Problem: Repeat each record exactly as written, and drop any images.

Data to process:

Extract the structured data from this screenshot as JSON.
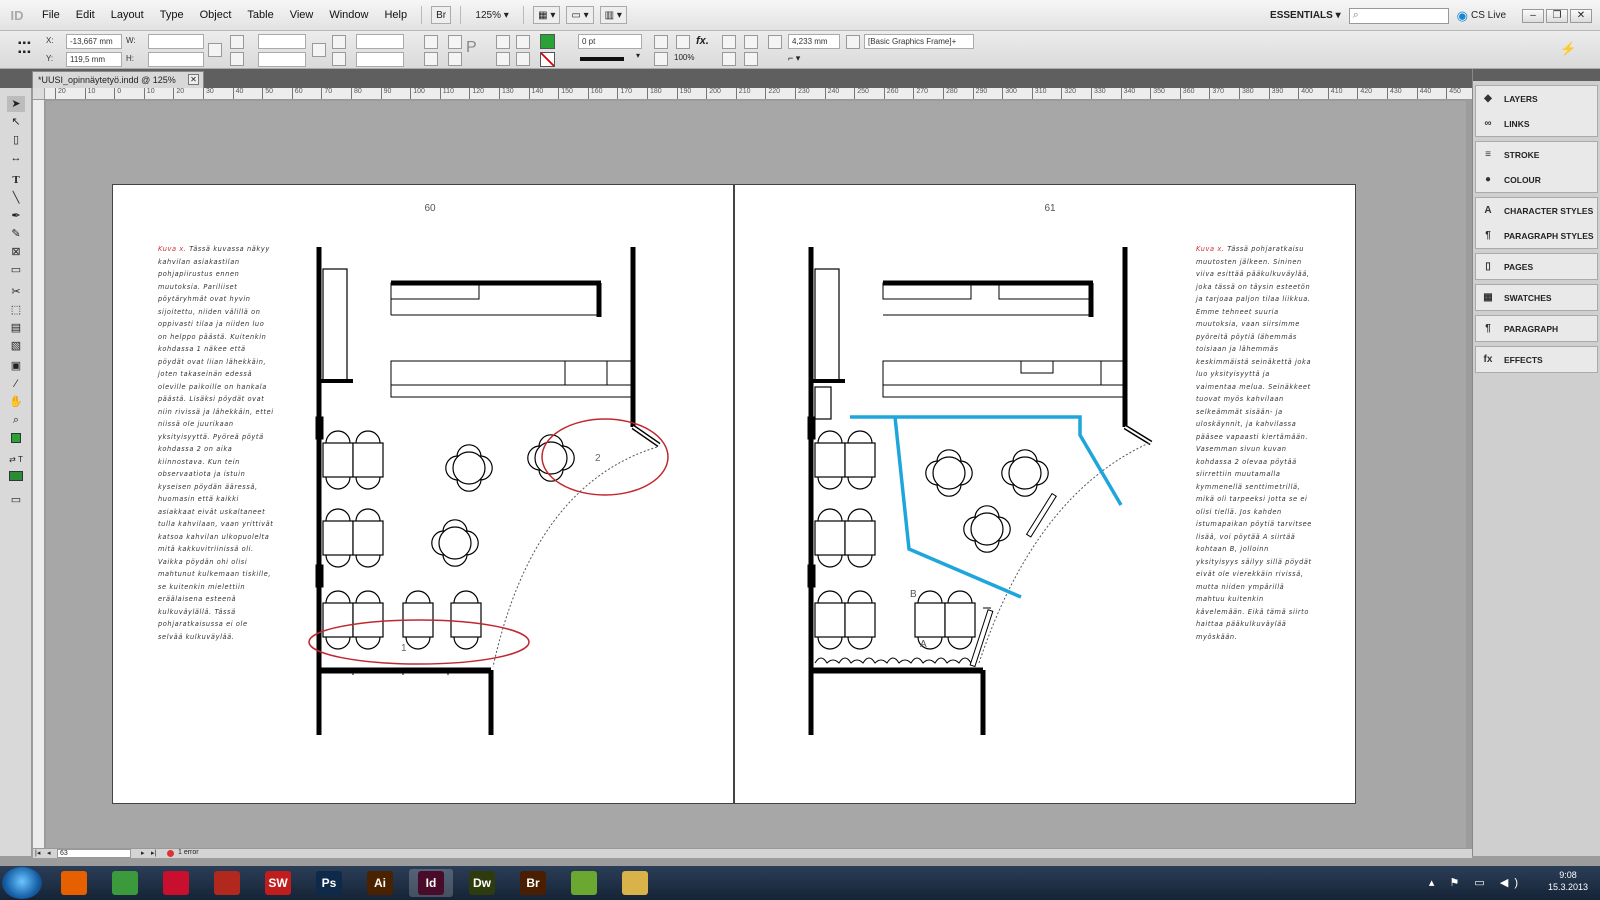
{
  "app": {
    "logo": "ID",
    "menus": [
      "File",
      "Edit",
      "Layout",
      "Type",
      "Object",
      "Table",
      "View",
      "Window",
      "Help"
    ],
    "bridge_button": "Br",
    "zoom": "125%",
    "workspace": "ESSENTIALS",
    "search_placeholder": "",
    "cs_live": "CS Live"
  },
  "control_panel": {
    "x_label": "X:",
    "x_value": "-13,667 mm",
    "y_label": "Y:",
    "y_value": "119,5 mm",
    "w_label": "W:",
    "h_label": "H:",
    "stroke_weight": "0 pt",
    "opacity": "100%",
    "fx": "fx.",
    "ref_value": "4,233 mm",
    "object_style": "[Basic Graphics Frame]+"
  },
  "document": {
    "tab_title": "*UUSI_opinnäytetyö.indd @ 125%",
    "ruler_numbers": [
      "20",
      "10",
      "0",
      "10",
      "20",
      "30",
      "40",
      "50",
      "60",
      "70",
      "80",
      "90",
      "100",
      "110",
      "120",
      "130",
      "140",
      "150",
      "160",
      "170",
      "180",
      "190",
      "200",
      "210",
      "220",
      "230",
      "240",
      "250",
      "260",
      "270",
      "280",
      "290",
      "300",
      "310",
      "320",
      "330",
      "340",
      "350",
      "360",
      "370",
      "380",
      "390",
      "400",
      "410",
      "420",
      "430",
      "440",
      "450"
    ],
    "left_page": {
      "number": "60",
      "caption_lead": "Kuva x.",
      "caption_body": " Tässä kuvassa näkyy kahvilan asiakastilan pohjapiirustus ennen muutoksia. Pariliiset pöytäryhmät ovat hyvin sijoitettu, niiden välillä on oppivasti tilaa ja niiden luo on helppo päästä. Kuitenkin kohdassa 1 näkee että pöydät ovat liian lähekkäin, joten takaseinän edessä oleville paikoille on hankala päästä. Lisäksi pöydät ovat niin rivissä ja lähekkäin, ettei niissä ole juurikaan yksityisyyttä. Pyöreä pöytä kohdassa 2 on aika kiinnostava. Kun tein observaatiota ja istuin kyseisen pöydän ääressä, huomasin että kaikki asiakkaat eivät uskaltaneet tulla kahvilaan, vaan yrittivät katsoa kahvilan ulkopuolelta mitä kakkuvitriinissä oli. Vaikka pöydän ohi olisi mahtunut kulkemaan tiskille, se kuitenkin mielettiin eräälaisena esteenä kulkuväylällä. Tässä pohjaratkaisussa ei ole selvää kulkuväylää.",
      "label_1": "1",
      "label_2": "2"
    },
    "right_page": {
      "number": "61",
      "caption_lead": "Kuva x.",
      "caption_body": " Tässä pohjaratkaisu muutosten jälkeen. Sininen viiva esittää pääkulkuväylää, joka tässä on täysin esteetön ja tarjoaa paljon tilaa liikkua. Emme tehneet suuria muutoksia, vaan siirsimme pyöreitä pöytiä lähemmäs toisiaan ja lähemmäs keskimmäistä seinäkettä joka luo yksityisyyttä ja vaimentaa melua. Seinäkkeet tuovat myös kahvilaan selkeämmät sisään- ja uloskäynnit, ja kahvilassa pääsee vapaasti kiertämään. Vasemman sivun kuvan kohdassa 2 olevaa pöytää siirrettiin muutamalla kymmenellä senttimetrillä, mikä oli tarpeeksi jotta se ei olisi tiellä. Jos kahden istumapaikan pöytiä tarvitsee lisää, voi pöytää A siirtää kohtaan B, jolloinn yksityisyys säilyy sillä pöydät eivät ole vierekkäin rivissä, mutta niiden ympärillä mahtuu kuitenkin kävelemään. Eikä tämä siirto haittaa pääkulkuväylää myöskään.",
      "label_a": "A",
      "label_b": "B"
    }
  },
  "panels": [
    {
      "items": [
        {
          "icon": "layers-icon",
          "glyph": "◆",
          "label": "LAYERS"
        },
        {
          "icon": "links-icon",
          "glyph": "∞",
          "label": "LINKS"
        }
      ]
    },
    {
      "items": [
        {
          "icon": "stroke-icon",
          "glyph": "≡",
          "label": "STROKE"
        },
        {
          "icon": "colour-icon",
          "glyph": "●",
          "label": "COLOUR"
        }
      ]
    },
    {
      "items": [
        {
          "icon": "character-styles-icon",
          "glyph": "A",
          "label": "CHARACTER STYLES"
        },
        {
          "icon": "paragraph-styles-icon",
          "glyph": "¶",
          "label": "PARAGRAPH STYLES"
        }
      ]
    },
    {
      "items": [
        {
          "icon": "pages-icon",
          "glyph": "▯",
          "label": "PAGES"
        }
      ]
    },
    {
      "items": [
        {
          "icon": "swatches-icon",
          "glyph": "▦",
          "label": "SWATCHES"
        }
      ]
    },
    {
      "items": [
        {
          "icon": "paragraph-icon",
          "glyph": "¶",
          "label": "PARAGRAPH"
        }
      ]
    },
    {
      "items": [
        {
          "icon": "effects-icon",
          "glyph": "fx",
          "label": "EFFECTS"
        }
      ]
    }
  ],
  "status": {
    "page_field": "63",
    "preflight": "1 error"
  },
  "taskbar": {
    "apps": [
      {
        "name": "firefox",
        "label": "",
        "color": "#e66000"
      },
      {
        "name": "chrome",
        "label": "",
        "color": "#3b9a3b"
      },
      {
        "name": "photo-booth",
        "label": "",
        "color": "#c8102e"
      },
      {
        "name": "globe",
        "label": "",
        "color": "#b0281e"
      },
      {
        "name": "shockwave",
        "label": "SW",
        "color": "#c21d1d"
      },
      {
        "name": "photoshop",
        "label": "Ps",
        "color": "#0d2a4b"
      },
      {
        "name": "illustrator",
        "label": "Ai",
        "color": "#4a2200"
      },
      {
        "name": "indesign",
        "label": "Id",
        "color": "#4a0b2a"
      },
      {
        "name": "dreamweaver",
        "label": "Dw",
        "color": "#2e3b0c"
      },
      {
        "name": "bridge",
        "label": "Br",
        "color": "#4a1e00"
      },
      {
        "name": "sketch",
        "label": "",
        "color": "#6aa832"
      },
      {
        "name": "explorer",
        "label": "",
        "color": "#d9b24a"
      }
    ],
    "time": "9:08",
    "date": "15.3.2013"
  }
}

Solved exercise:
Extract the structured data from this screenshot as JSON.
{
  "app": {
    "logo": "ID",
    "menus": [
      "File",
      "Edit",
      "Layout",
      "Type",
      "Object",
      "Table",
      "View",
      "Window",
      "Help"
    ],
    "bridge_button": "Br",
    "zoom": "125%",
    "workspace": "ESSENTIALS",
    "search_placeholder": "",
    "cs_live": "CS Live"
  },
  "control_panel": {
    "x_label": "X:",
    "x_value": "-13,667 mm",
    "y_label": "Y:",
    "y_value": "119,5 mm",
    "w_label": "W:",
    "h_label": "H:",
    "stroke_weight": "0 pt",
    "opacity": "100%",
    "fx": "fx.",
    "ref_value": "4,233 mm",
    "object_style": "[Basic Graphics Frame]+"
  },
  "document": {
    "tab_title": "*UUSI_opinnäytetyö.indd @ 125%",
    "ruler_numbers": [
      "20",
      "10",
      "0",
      "10",
      "20",
      "30",
      "40",
      "50",
      "60",
      "70",
      "80",
      "90",
      "100",
      "110",
      "120",
      "130",
      "140",
      "150",
      "160",
      "170",
      "180",
      "190",
      "200",
      "210",
      "220",
      "230",
      "240",
      "250",
      "260",
      "270",
      "280",
      "290",
      "300",
      "310",
      "320",
      "330",
      "340",
      "350",
      "360",
      "370",
      "380",
      "390",
      "400",
      "410",
      "420",
      "430",
      "440",
      "450"
    ],
    "left_page": {
      "number": "60",
      "caption_lead": "Kuva x.",
      "caption_body": " Tässä kuvassa näkyy kahvilan asiakastilan pohjapiirustus ennen muutoksia. Pariliiset pöytäryhmät ovat hyvin sijoitettu, niiden välillä on oppivasti tilaa ja niiden luo on helppo päästä. Kuitenkin kohdassa 1 näkee että pöydät ovat liian lähekkäin, joten takaseinän edessä oleville paikoille on hankala päästä. Lisäksi pöydät ovat niin rivissä ja lähekkäin, ettei niissä ole juurikaan yksityisyyttä. Pyöreä pöytä kohdassa 2 on aika kiinnostava. Kun tein observaatiota ja istuin kyseisen pöydän ääressä, huomasin että kaikki asiakkaat eivät uskaltaneet tulla kahvilaan, vaan yrittivät katsoa kahvilan ulkopuolelta mitä kakkuvitriinissä oli. Vaikka pöydän ohi olisi mahtunut kulkemaan tiskille, se kuitenkin mielettiin eräälaisena esteenä kulkuväylällä. Tässä pohjaratkaisussa ei ole selvää kulkuväylää.",
      "label_1": "1",
      "label_2": "2"
    },
    "right_page": {
      "number": "61",
      "caption_lead": "Kuva x.",
      "caption_body": " Tässä pohjaratkaisu muutosten jälkeen. Sininen viiva esittää pääkulkuväylää, joka tässä on täysin esteetön ja tarjoaa paljon tilaa liikkua. Emme tehneet suuria muutoksia, vaan siirsimme pyöreitä pöytiä lähemmäs toisiaan ja lähemmäs keskimmäistä seinäkettä joka luo yksityisyyttä ja vaimentaa melua. Seinäkkeet tuovat myös kahvilaan selkeämmät sisään- ja uloskäynnit, ja kahvilassa pääsee vapaasti kiertämään. Vasemman sivun kuvan kohdassa 2 olevaa pöytää siirrettiin muutamalla kymmenellä senttimetrillä, mikä oli tarpeeksi jotta se ei olisi tiellä. Jos kahden istumapaikan pöytiä tarvitsee lisää, voi pöytää A siirtää kohtaan B, jolloinn yksityisyys säilyy sillä pöydät eivät ole vierekkäin rivissä, mutta niiden ympärillä mahtuu kuitenkin kävelemään. Eikä tämä siirto haittaa pääkulkuväylää myöskään.",
      "label_a": "A",
      "label_b": "B"
    }
  },
  "panels": [
    {
      "items": [
        {
          "icon": "layers-icon",
          "glyph": "◆",
          "label": "LAYERS"
        },
        {
          "icon": "links-icon",
          "glyph": "∞",
          "label": "LINKS"
        }
      ]
    },
    {
      "items": [
        {
          "icon": "stroke-icon",
          "glyph": "≡",
          "label": "STROKE"
        },
        {
          "icon": "colour-icon",
          "glyph": "●",
          "label": "COLOUR"
        }
      ]
    },
    {
      "items": [
        {
          "icon": "character-styles-icon",
          "glyph": "A",
          "label": "CHARACTER STYLES"
        },
        {
          "icon": "paragraph-styles-icon",
          "glyph": "¶",
          "label": "PARAGRAPH STYLES"
        }
      ]
    },
    {
      "items": [
        {
          "icon": "pages-icon",
          "glyph": "▯",
          "label": "PAGES"
        }
      ]
    },
    {
      "items": [
        {
          "icon": "swatches-icon",
          "glyph": "▦",
          "label": "SWATCHES"
        }
      ]
    },
    {
      "items": [
        {
          "icon": "paragraph-icon",
          "glyph": "¶",
          "label": "PARAGRAPH"
        }
      ]
    },
    {
      "items": [
        {
          "icon": "effects-icon",
          "glyph": "fx",
          "label": "EFFECTS"
        }
      ]
    }
  ],
  "status": {
    "page_field": "63",
    "preflight": "1 error"
  },
  "taskbar": {
    "apps": [
      {
        "name": "firefox",
        "label": "",
        "color": "#e66000"
      },
      {
        "name": "chrome",
        "label": "",
        "color": "#3b9a3b"
      },
      {
        "name": "photo-booth",
        "label": "",
        "color": "#c8102e"
      },
      {
        "name": "globe",
        "label": "",
        "color": "#b0281e"
      },
      {
        "name": "shockwave",
        "label": "SW",
        "color": "#c21d1d"
      },
      {
        "name": "photoshop",
        "label": "Ps",
        "color": "#0d2a4b"
      },
      {
        "name": "illustrator",
        "label": "Ai",
        "color": "#4a2200"
      },
      {
        "name": "indesign",
        "label": "Id",
        "color": "#4a0b2a"
      },
      {
        "name": "dreamweaver",
        "label": "Dw",
        "color": "#2e3b0c"
      },
      {
        "name": "bridge",
        "label": "Br",
        "color": "#4a1e00"
      },
      {
        "name": "sketch",
        "label": "",
        "color": "#6aa832"
      },
      {
        "name": "explorer",
        "label": "",
        "color": "#d9b24a"
      }
    ],
    "time": "9:08",
    "date": "15.3.2013"
  }
}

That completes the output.